Know the facts about “stand your ground” legislation before you find yourself in a situation where you must make a quick life-or-death decision, legal experts say.
The self-defense law continues to make news, most recently in South Carolina, where the state Supreme Court ruled last week that a person who kills or wounds another and claims “stand your ground” immunity cannot delay his trial by an appeal.
Until the ruling, a person who was denied immunity by a judge could appeal before undergoing trial. Now, any appeals will have to come after a defendant undergoes trial and is found guilty.
In Georgia and South Carolina, “stand your ground” legislation mirrors that of Florida, where neighborhood watch volunteer George Zimmerman was acquitted of wrongdoing in the death of Trayvon Martin.
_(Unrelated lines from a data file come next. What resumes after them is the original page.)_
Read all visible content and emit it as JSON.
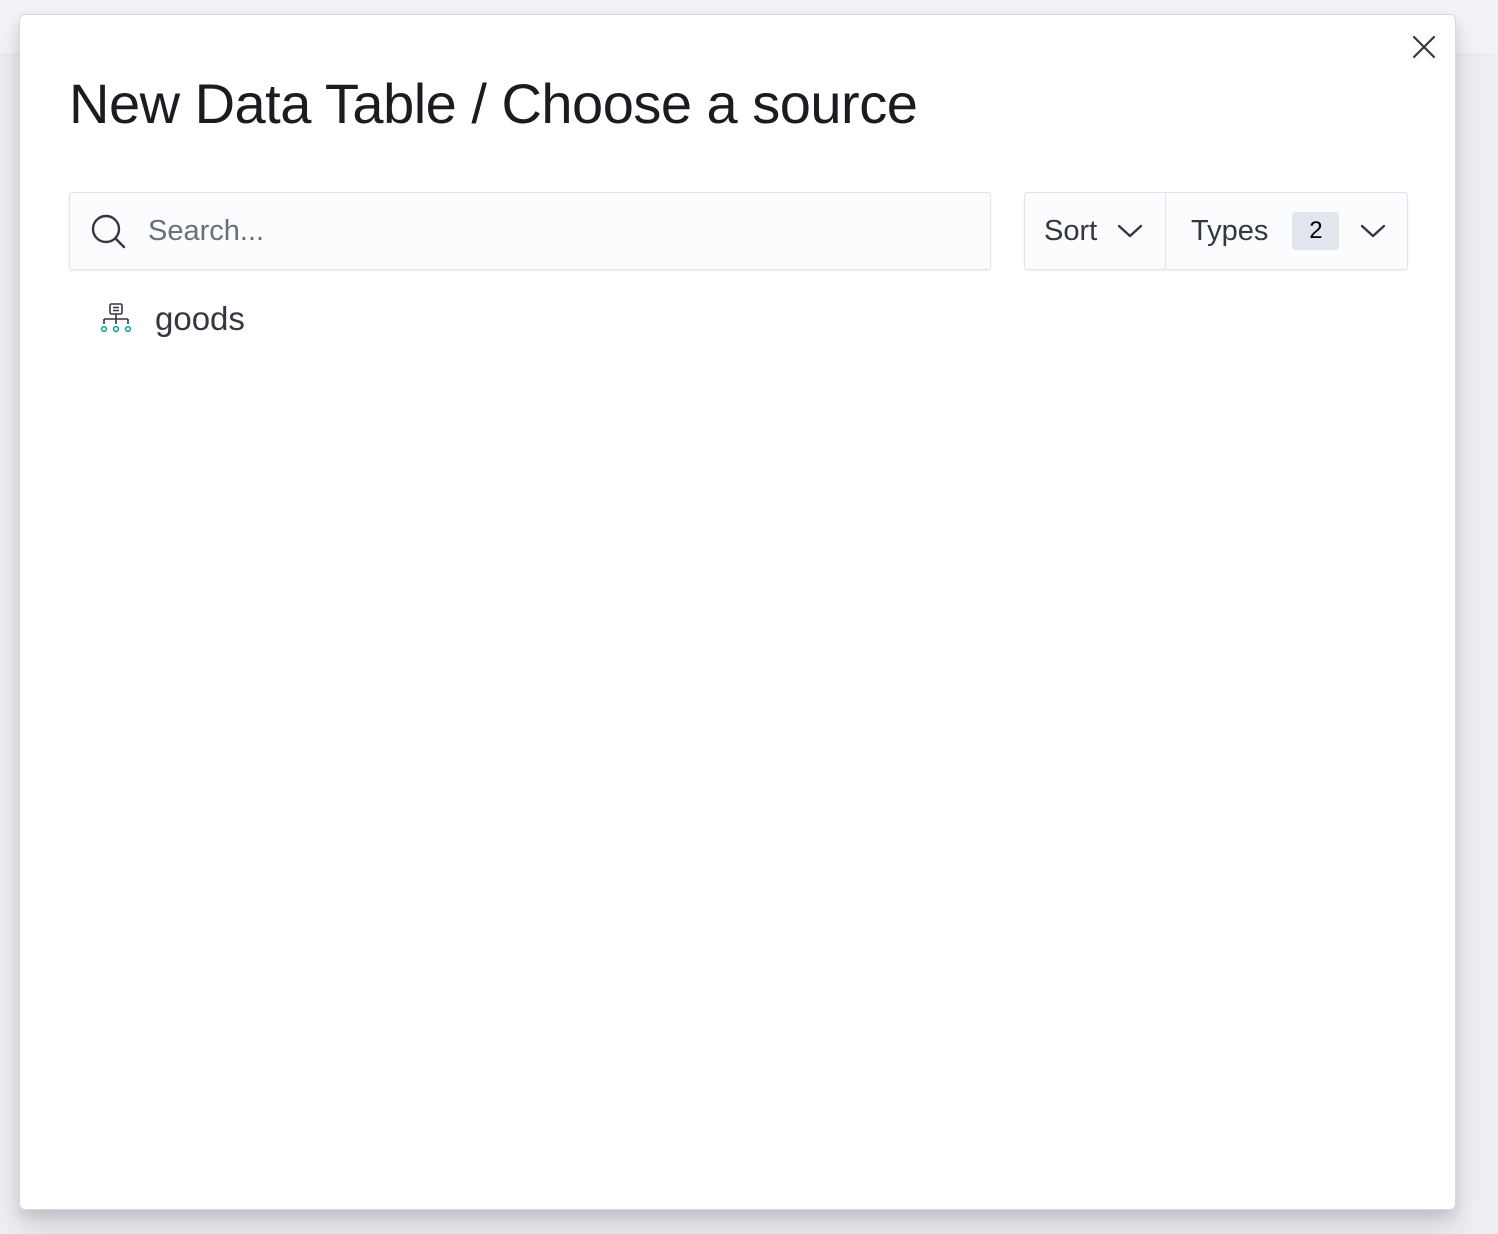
{
  "modal": {
    "title": "New Data Table / Choose a source",
    "close_icon": "close-icon"
  },
  "search": {
    "placeholder": "Search...",
    "value": "",
    "icon": "search-icon"
  },
  "filters": {
    "sort_label": "Sort",
    "types_label": "Types",
    "types_count": "2"
  },
  "sources": [
    {
      "label": "goods",
      "icon": "index-pattern-icon"
    }
  ],
  "colors": {
    "title_text": "#1a1c21",
    "body_text": "#343741",
    "placeholder_text": "#69707d",
    "badge_bg": "#e0e5ee",
    "border": "#dfe3ea",
    "icon_accent": "#00a69b"
  }
}
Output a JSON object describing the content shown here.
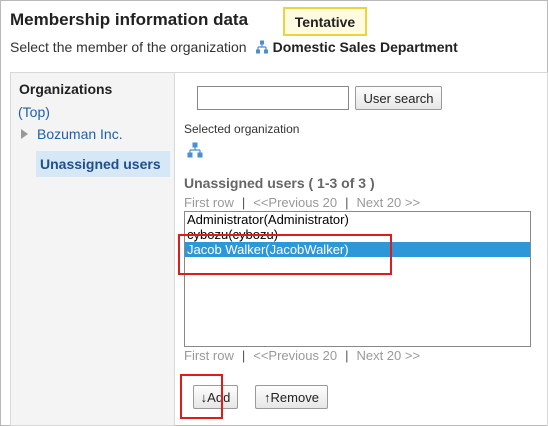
{
  "header": {
    "title": "Membership information data",
    "badge": "Tentative",
    "subtitle_prefix": "Select the member of the organization",
    "department": "Domestic Sales Department"
  },
  "tree": {
    "heading": "Organizations",
    "top_link": "(Top)",
    "items": [
      {
        "label": "Bozuman Inc.",
        "expandable": true
      },
      {
        "label": "Unassigned users",
        "selected": true
      }
    ]
  },
  "search": {
    "value": "",
    "button_label": "User search"
  },
  "selected_org": {
    "label": "Selected organization"
  },
  "users": {
    "heading": "Unassigned users ( 1-3 of 3 )",
    "pager": {
      "first": "First row",
      "sep": "|",
      "prev": "<<Previous 20",
      "next": "Next 20 >>"
    },
    "list": [
      {
        "label": "Administrator(Administrator)",
        "selected": false
      },
      {
        "label": "cybozu(cybozu)",
        "selected": false
      },
      {
        "label": "Jacob Walker(JacobWalker)",
        "selected": true
      }
    ]
  },
  "actions": {
    "add_label": "↓Add",
    "remove_label": "↑Remove"
  },
  "colors": {
    "badge_border": "#e8d63c",
    "link": "#1f5fa8",
    "selection": "#2e97d8",
    "highlight": "#e01b1b"
  }
}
The Zimmerman trial captured the nation’s attention and called into question “stand your ground” laws, although Zimmerman’s attorneys did not use the Florida statute to defend him.
Under “stand your ground” laws, a person who is threatened with serious force, even in a public place, can retaliate with force of his own, said University of Georgia School of Law professor Ronald Carlson.
In states where “stand your ground” does not exist, a person threatened by force has an obligation to retreat and can strike back only if the threat continues.
The “castle doctrine” grants a person immunity for defending himself inside his home.
Carlson said “stand your ground applies” to a person who “must be reasonably in fear of death or grave bodily harm” when using force in retaliation. Making that assessment can come under scrutiny, and circumstances are often difficult to prove in court.
“It cannot be casually employed,” Carlson said.
Kenneth Gaines, an associate professor at the University of South Carolina School of Law, said uses of force under threat occur suddenly without time for one to reflect
“The safest thing to do is to make sure they reasonably believe deadly force is necessary in the first place,” Gaines said. “But, at what point does that happen?”
Immunity hearings, when the person invoking “stand your ground” goes before a judge before a trial, pose significant procedural problems, Gaines said.
“The defendant is forced to lay out the case beforehand. If it goes against them, then they have to go to trial and appeal after that,” he said.
A judge in Georgia also can rule before a trial in an immunity hearing.
Critics of “stand your ground” laws, which exist in 22 states, are creating pressure to revisit legislation. Those who argue against the effectiveness of the laws say they create more conflict, violence and use of deadly force, Carlson said.
Still, supporters of “stand your ground” laws say they deter crime and permit a person to avoid being robbed, mugged or assaulted, he said.
Carlson said that there will be strong efforts in Georgia to reconsider the legislation, which was enacted in 2006 but that the majority opinion of the state Legislature will likely be not to change the law.